Stored data:

□ □ □ □

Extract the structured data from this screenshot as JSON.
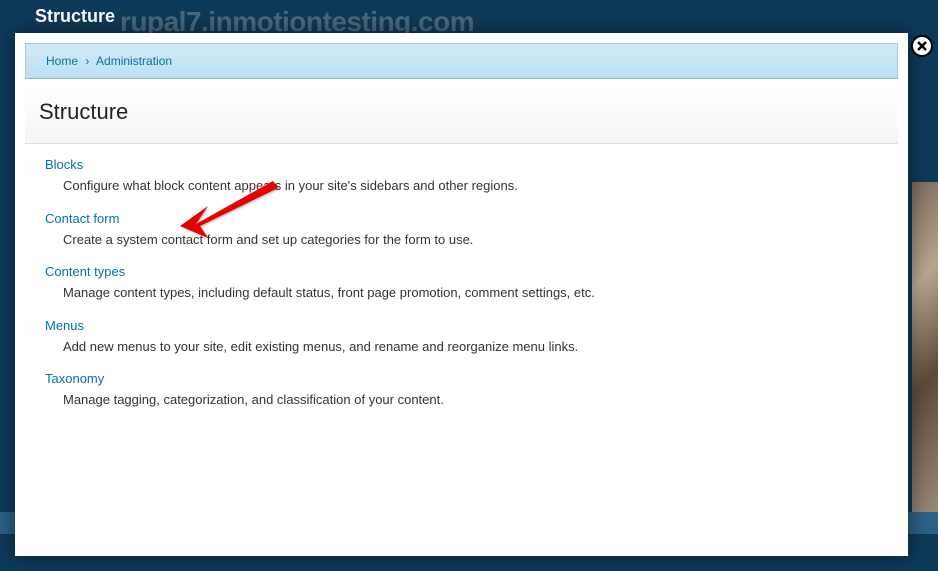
{
  "bg": {
    "url_text": "rupal7.inmotiontesting.com",
    "toolbar_title": "Structure"
  },
  "close_label": "Close",
  "breadcrumb": {
    "home": "Home",
    "sep": "›",
    "admin": "Administration"
  },
  "page": {
    "title": "Structure"
  },
  "list": [
    {
      "title": "Blocks",
      "desc": "Configure what block content appears in your site's sidebars and other regions."
    },
    {
      "title": "Contact form",
      "desc": "Create a system contact form and set up categories for the form to use."
    },
    {
      "title": "Content types",
      "desc": "Manage content types, including default status, front page promotion, comment settings, etc."
    },
    {
      "title": "Menus",
      "desc": "Add new menus to your site, edit existing menus, and rename and reorganize menu links."
    },
    {
      "title": "Taxonomy",
      "desc": "Manage tagging, categorization, and classification of your content."
    }
  ]
}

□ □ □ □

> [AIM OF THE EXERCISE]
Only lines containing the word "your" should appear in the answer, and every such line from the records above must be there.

> [ANSWER SECTION]
      "desc": "Configure what block content appears in your site's sidebars and other regions."
      "desc": "Add new menus to your site, edit existing menus, and rename and reorganize menu links."
      "desc": "Manage tagging, categorization, and classification of your content."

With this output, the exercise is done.